§ Task details
Please restate the entries below word for word, leaving out any pictures.

--- --- ---

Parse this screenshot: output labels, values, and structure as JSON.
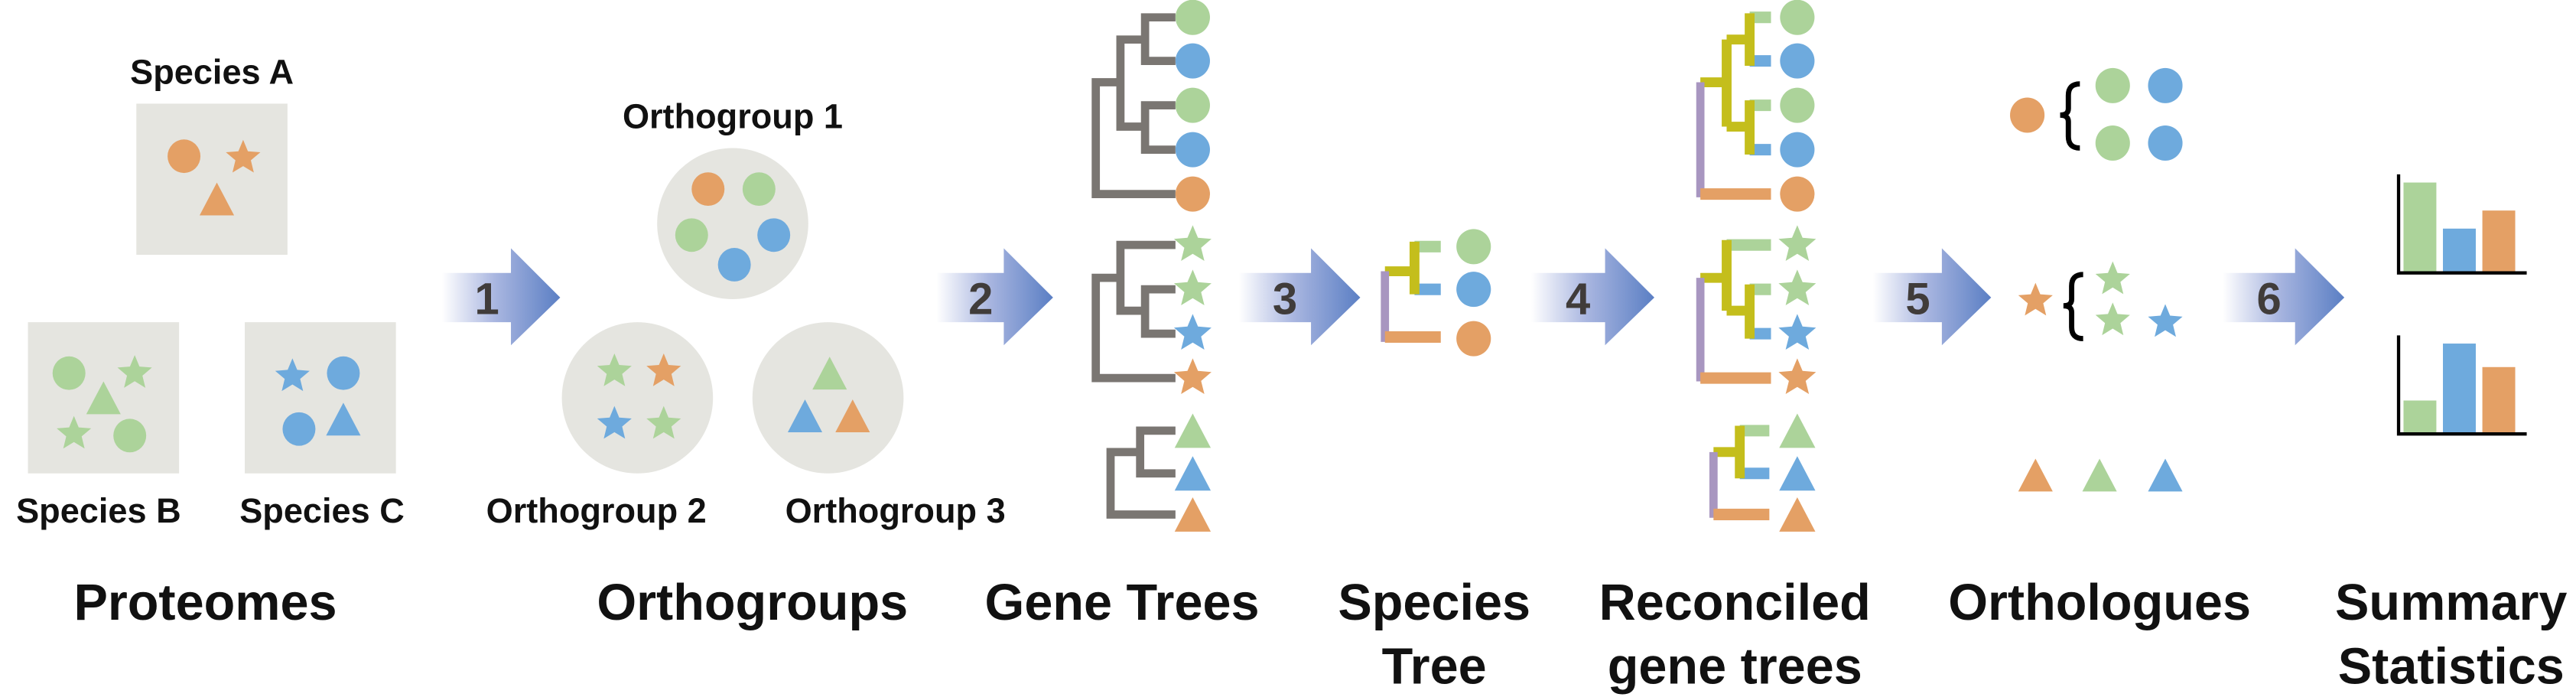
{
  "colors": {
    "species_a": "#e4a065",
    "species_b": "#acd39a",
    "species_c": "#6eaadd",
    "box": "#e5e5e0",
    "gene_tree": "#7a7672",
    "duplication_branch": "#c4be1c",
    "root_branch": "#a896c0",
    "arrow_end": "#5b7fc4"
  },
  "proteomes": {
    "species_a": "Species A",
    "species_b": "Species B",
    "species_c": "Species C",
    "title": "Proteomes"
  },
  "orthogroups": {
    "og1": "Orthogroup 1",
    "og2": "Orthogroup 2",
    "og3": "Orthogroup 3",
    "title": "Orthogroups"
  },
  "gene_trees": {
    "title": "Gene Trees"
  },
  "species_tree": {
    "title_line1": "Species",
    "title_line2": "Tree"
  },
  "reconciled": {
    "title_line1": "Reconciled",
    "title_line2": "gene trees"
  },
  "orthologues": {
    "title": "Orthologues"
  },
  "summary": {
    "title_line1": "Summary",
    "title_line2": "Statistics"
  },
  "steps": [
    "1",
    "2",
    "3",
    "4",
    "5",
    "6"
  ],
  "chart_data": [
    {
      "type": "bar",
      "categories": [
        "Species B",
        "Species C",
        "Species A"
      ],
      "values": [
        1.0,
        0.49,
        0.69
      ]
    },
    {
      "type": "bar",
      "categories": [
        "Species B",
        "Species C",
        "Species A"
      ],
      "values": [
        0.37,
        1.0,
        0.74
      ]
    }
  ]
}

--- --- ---

§ Answer to the problem
Parse this screenshot: output labels, values, and structure as JSON.
{
  "colors": {
    "species_a": "#e4a065",
    "species_b": "#acd39a",
    "species_c": "#6eaadd",
    "box": "#e5e5e0",
    "gene_tree": "#7a7672",
    "duplication_branch": "#c4be1c",
    "root_branch": "#a896c0",
    "arrow_end": "#5b7fc4"
  },
  "proteomes": {
    "species_a": "Species A",
    "species_b": "Species B",
    "species_c": "Species C",
    "title": "Proteomes"
  },
  "orthogroups": {
    "og1": "Orthogroup 1",
    "og2": "Orthogroup 2",
    "og3": "Orthogroup 3",
    "title": "Orthogroups"
  },
  "gene_trees": {
    "title": "Gene Trees"
  },
  "species_tree": {
    "title_line1": "Species",
    "title_line2": "Tree"
  },
  "reconciled": {
    "title_line1": "Reconciled",
    "title_line2": "gene trees"
  },
  "orthologues": {
    "title": "Orthologues"
  },
  "summary": {
    "title_line1": "Summary",
    "title_line2": "Statistics"
  },
  "steps": [
    "1",
    "2",
    "3",
    "4",
    "5",
    "6"
  ],
  "chart_data": [
    {
      "type": "bar",
      "categories": [
        "Species B",
        "Species C",
        "Species A"
      ],
      "values": [
        1.0,
        0.49,
        0.69
      ]
    },
    {
      "type": "bar",
      "categories": [
        "Species B",
        "Species C",
        "Species A"
      ],
      "values": [
        0.37,
        1.0,
        0.74
      ]
    }
  ]
}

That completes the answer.